*** Records to process ***

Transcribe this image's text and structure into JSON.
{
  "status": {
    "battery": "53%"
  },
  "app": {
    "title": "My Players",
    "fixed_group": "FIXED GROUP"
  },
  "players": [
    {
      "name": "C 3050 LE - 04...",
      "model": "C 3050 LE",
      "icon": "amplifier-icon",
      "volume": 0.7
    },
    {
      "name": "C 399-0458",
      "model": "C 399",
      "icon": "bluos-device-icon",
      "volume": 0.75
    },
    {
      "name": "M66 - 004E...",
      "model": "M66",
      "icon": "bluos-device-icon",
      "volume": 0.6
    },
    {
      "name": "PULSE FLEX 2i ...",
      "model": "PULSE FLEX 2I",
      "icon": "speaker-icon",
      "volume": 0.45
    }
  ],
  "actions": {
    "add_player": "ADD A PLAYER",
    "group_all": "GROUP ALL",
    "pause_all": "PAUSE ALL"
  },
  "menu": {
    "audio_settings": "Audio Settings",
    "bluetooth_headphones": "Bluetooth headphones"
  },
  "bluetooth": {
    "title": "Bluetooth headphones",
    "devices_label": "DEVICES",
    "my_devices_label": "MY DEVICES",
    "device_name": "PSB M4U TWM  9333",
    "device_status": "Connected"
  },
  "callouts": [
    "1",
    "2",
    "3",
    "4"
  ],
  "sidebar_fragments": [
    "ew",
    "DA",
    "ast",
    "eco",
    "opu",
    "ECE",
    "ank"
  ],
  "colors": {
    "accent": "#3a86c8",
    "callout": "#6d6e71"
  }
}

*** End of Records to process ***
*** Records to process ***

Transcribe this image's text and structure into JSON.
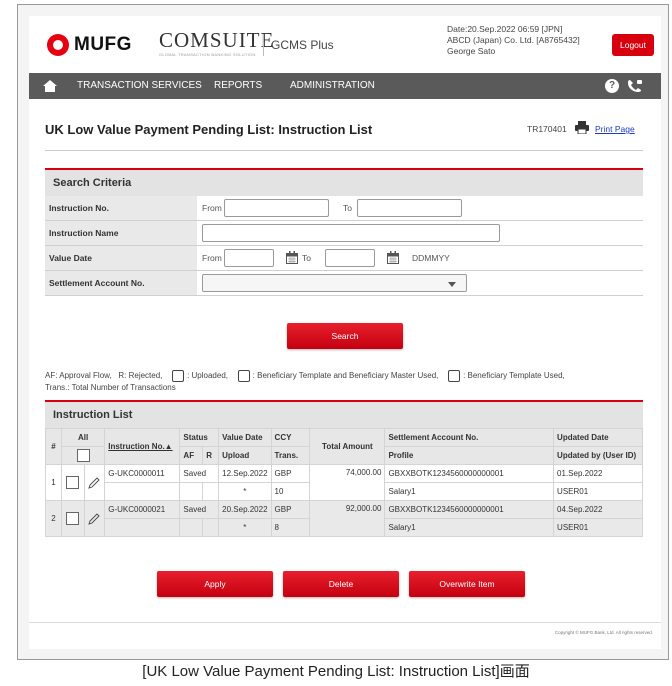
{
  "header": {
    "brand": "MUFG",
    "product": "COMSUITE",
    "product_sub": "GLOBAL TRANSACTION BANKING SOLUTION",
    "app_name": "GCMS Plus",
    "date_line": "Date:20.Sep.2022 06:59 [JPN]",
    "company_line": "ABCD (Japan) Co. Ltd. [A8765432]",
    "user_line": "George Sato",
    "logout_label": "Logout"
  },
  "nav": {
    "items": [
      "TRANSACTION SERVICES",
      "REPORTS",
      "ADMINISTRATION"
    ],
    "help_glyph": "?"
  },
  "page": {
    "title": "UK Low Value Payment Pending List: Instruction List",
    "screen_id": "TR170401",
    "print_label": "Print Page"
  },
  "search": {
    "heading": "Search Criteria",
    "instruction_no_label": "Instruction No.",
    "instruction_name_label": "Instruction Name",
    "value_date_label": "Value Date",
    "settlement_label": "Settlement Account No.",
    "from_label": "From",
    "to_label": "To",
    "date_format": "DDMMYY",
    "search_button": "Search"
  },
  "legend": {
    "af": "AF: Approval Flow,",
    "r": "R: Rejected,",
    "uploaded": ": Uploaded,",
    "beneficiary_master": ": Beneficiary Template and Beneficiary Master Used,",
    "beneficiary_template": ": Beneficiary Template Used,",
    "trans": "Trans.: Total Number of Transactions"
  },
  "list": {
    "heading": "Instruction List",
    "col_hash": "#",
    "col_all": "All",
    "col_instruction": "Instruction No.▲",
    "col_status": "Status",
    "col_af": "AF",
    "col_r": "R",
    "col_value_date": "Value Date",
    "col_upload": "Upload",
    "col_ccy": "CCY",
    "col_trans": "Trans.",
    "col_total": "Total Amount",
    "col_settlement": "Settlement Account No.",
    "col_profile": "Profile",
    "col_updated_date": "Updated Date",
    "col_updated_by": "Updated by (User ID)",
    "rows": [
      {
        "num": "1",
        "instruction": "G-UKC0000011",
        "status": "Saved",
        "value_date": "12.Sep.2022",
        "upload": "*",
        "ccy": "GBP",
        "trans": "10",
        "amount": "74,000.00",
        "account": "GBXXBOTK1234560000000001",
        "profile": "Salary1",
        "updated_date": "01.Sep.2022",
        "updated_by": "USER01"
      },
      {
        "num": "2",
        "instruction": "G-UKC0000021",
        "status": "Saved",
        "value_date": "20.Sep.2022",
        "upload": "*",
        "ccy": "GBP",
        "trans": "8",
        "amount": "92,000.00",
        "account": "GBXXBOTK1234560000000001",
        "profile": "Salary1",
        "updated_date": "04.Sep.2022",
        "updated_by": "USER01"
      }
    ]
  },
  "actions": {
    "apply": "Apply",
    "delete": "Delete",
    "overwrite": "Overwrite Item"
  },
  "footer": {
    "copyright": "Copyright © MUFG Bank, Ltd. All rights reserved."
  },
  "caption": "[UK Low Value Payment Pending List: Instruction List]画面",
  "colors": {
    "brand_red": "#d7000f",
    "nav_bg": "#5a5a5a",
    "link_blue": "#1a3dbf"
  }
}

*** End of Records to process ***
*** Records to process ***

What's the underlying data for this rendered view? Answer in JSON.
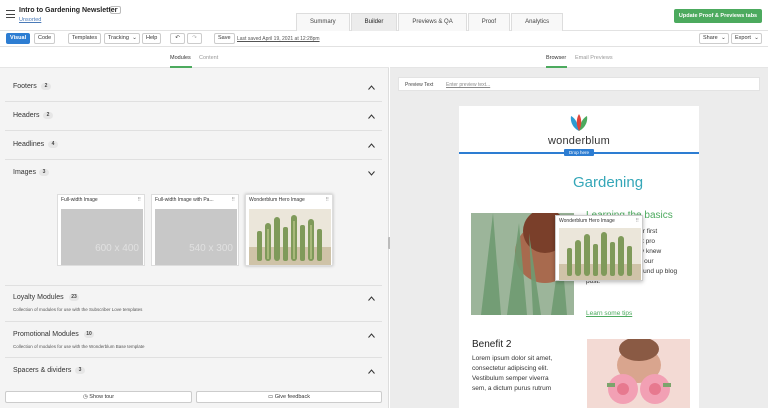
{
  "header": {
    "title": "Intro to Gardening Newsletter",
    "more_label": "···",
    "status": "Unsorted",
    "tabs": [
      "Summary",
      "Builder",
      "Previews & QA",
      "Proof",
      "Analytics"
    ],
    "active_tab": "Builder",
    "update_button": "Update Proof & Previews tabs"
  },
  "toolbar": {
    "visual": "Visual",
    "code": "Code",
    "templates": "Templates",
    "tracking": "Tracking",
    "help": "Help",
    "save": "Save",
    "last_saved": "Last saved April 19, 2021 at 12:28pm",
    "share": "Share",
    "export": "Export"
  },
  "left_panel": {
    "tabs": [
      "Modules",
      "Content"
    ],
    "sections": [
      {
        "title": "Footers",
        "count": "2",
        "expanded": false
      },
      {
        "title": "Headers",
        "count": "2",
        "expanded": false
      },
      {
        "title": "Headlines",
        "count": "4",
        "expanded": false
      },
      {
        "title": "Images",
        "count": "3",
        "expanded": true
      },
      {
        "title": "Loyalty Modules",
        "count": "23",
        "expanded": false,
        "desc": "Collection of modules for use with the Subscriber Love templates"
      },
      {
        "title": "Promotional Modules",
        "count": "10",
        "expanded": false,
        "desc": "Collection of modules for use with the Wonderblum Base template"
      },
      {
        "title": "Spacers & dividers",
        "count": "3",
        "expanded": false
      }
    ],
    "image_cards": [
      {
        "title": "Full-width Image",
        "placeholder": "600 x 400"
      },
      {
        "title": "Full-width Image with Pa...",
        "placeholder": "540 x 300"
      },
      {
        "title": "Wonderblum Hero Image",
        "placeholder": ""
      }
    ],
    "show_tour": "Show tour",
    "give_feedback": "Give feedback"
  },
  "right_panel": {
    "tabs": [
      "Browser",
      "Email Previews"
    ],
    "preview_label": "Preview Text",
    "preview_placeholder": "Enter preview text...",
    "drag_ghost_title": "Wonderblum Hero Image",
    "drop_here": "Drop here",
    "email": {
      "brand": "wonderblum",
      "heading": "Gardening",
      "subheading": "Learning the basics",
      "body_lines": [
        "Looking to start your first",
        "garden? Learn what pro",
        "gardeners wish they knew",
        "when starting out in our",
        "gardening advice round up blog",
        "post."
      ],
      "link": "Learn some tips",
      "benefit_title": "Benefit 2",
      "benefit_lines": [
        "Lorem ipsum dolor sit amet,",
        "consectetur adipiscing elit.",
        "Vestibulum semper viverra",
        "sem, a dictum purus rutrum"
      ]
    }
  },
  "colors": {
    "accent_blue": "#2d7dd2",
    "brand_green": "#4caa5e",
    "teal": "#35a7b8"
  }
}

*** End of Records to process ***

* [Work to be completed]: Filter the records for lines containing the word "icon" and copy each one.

* [Expected answer]:
      "icon": "amplifier-icon",
      "icon": "bluos-device-icon",
      "icon": "bluos-device-icon",
      "icon": "speaker-icon",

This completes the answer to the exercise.